▸ Work request: Filter the records below, keeping only lines with the string "user".

[Start of Attachment]

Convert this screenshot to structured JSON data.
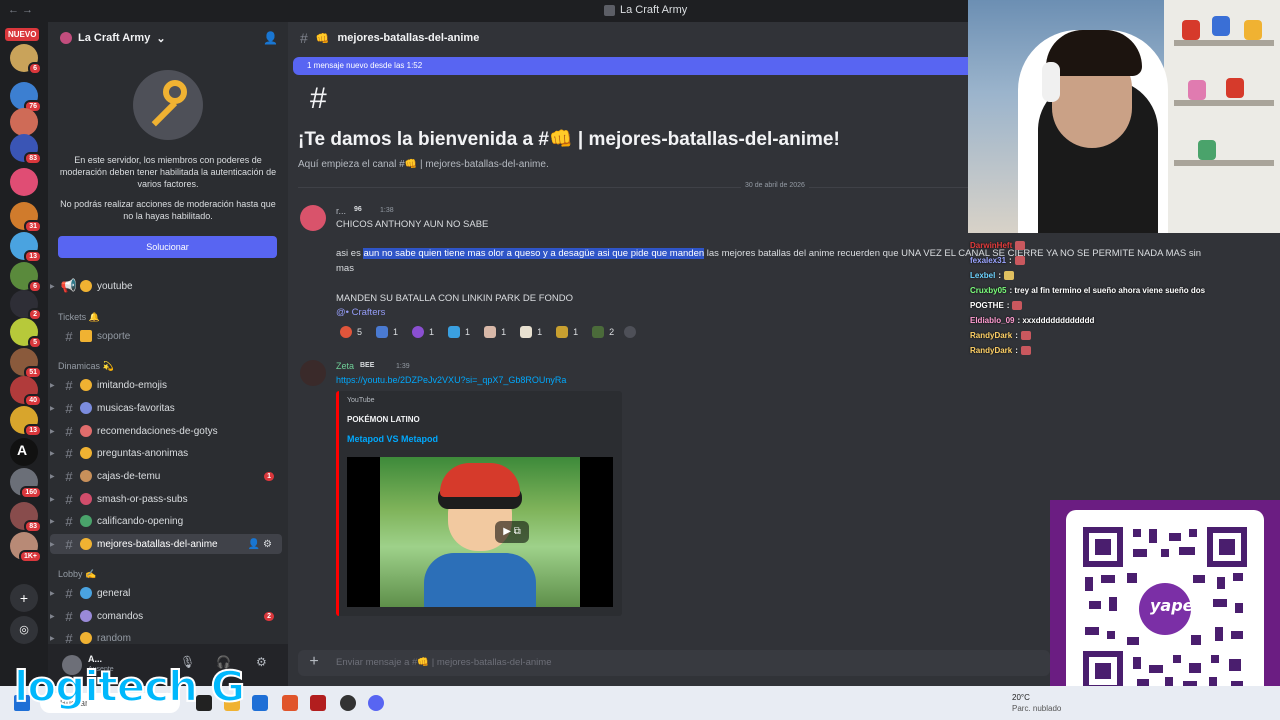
{
  "window": {
    "title": "La Craft Army"
  },
  "servers": {
    "new_label": "NUEVO",
    "badges": [
      "6",
      "76",
      "83",
      "31",
      "13",
      "6",
      "2",
      "5",
      "51",
      "40",
      "13",
      "160",
      "83",
      "1K+"
    ]
  },
  "guild": {
    "name": "La Craft Army"
  },
  "moderation_notice": {
    "line1": "En este servidor, los miembros con poderes de moderación deben tener habilitada la autenticación de varios factores.",
    "line2": "No podrás realizar acciones de moderación hasta que no la hayas habilitado.",
    "button": "Solucionar"
  },
  "channel_list": {
    "youtube": "youtube",
    "cat_tickets": "Tickets 🔔",
    "soporte": "soporte",
    "cat_dinamicas": "Dinamicas 💫",
    "items": [
      {
        "name": "imitando-emojis",
        "badge": ""
      },
      {
        "name": "musicas-favoritas",
        "badge": ""
      },
      {
        "name": "recomendaciones-de-gotys",
        "badge": ""
      },
      {
        "name": "preguntas-anonimas",
        "badge": ""
      },
      {
        "name": "cajas-de-temu",
        "badge": "1"
      },
      {
        "name": "smash-or-pass-subs",
        "badge": ""
      },
      {
        "name": "calificando-opening",
        "badge": ""
      },
      {
        "name": "mejores-batallas-del-anime",
        "badge": ""
      }
    ],
    "cat_lobby": "Lobby ✍️",
    "lobby": [
      {
        "name": "general",
        "badge": ""
      },
      {
        "name": "comandos",
        "badge": "2"
      },
      {
        "name": "random",
        "badge": ""
      }
    ]
  },
  "user": {
    "name": "A...",
    "status": "Ausente"
  },
  "chat": {
    "channel": "mejores-batallas-del-anime",
    "new_messages": "1 mensaje nuevo desde las 1:52",
    "welcome_title": "¡Te damos la bienvenida a #👊 | mejores-batallas-del-anime!",
    "welcome_sub": "Aquí empieza el canal #👊 | mejores-batallas-del-anime.",
    "date_divider": "30 de abril de 2026",
    "msg1": {
      "author": "r...",
      "tag": "96",
      "time": "1:38",
      "line1": "CHICOS ANTHONY AUN NO SABE",
      "line2_pre": "asi es ",
      "line2_sel": "aun no sabe quien tiene mas olor a queso y a desagüe asi que pide que manden",
      "line2_post": " las mejores batallas del anime recuerden que UNA VEZ EL CANAL SE CIERRE YA NO SE PERMITE NADA MAS sin",
      "line3": "mas",
      "line4": "MANDEN SU BATALLA CON LINKIN PARK DE FONDO",
      "mention": "@• Crafters",
      "reactions": [
        "5",
        "1",
        "1",
        "1",
        "1",
        "1",
        "1",
        "2"
      ]
    },
    "msg2": {
      "author": "Zeta",
      "tag": "BEE",
      "time": "1:39",
      "link": "https://youtu.be/2DZPeJv2VXU?si=_qpX7_Gb8ROUnyRa",
      "embed_provider": "YouTube",
      "embed_author": "POKÉMON LATINO",
      "embed_title": "Metapod VS Metapod"
    },
    "composer_placeholder": "Enviar mensaje a #👊 | mejores-batallas-del-anime"
  },
  "stream_chat": [
    {
      "user": "DarwinHeft",
      "text": "",
      "color": "#e33b3b"
    },
    {
      "user": "fexalex31",
      "text": "",
      "color": "#9aa3ff"
    },
    {
      "user": "Lexbel",
      "text": "",
      "color": "#6dd3ff"
    },
    {
      "user": "Cruxby05",
      "text": ": trey al fin termino el sueño ahora viene sueño dos",
      "color": "#7cff7c"
    },
    {
      "user": "POGTHE",
      "text": "",
      "color": "#ffffff"
    },
    {
      "user": "Eldiablo_09",
      "text": ": xxxdddddddddddd",
      "color": "#ff9bd0"
    },
    {
      "user": "RandyDark",
      "text": "",
      "color": "#ffd166"
    },
    {
      "user": "RandyDark",
      "text": "",
      "color": "#ffd166"
    }
  ],
  "taskbar": {
    "search": "Buscar",
    "temp": "20°C",
    "weather": "Parc. nublado"
  },
  "brand": {
    "logitech": "logitech G",
    "yape": "yape"
  },
  "colors": {
    "blurple": "#5865f2",
    "danger": "#da373c",
    "link": "#00a8fc",
    "yape_purple": "#6b1d82"
  }
}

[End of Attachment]

▸ Response:
  "user": {
      "user": "DarwinHeft",
      "user": "fexalex31",
      "user": "Lexbel",
      "user": "Cruxby05",
      "user": "POGTHE",
      "user": "Eldiablo_09",
      "user": "RandyDark",
      "user": "RandyDark",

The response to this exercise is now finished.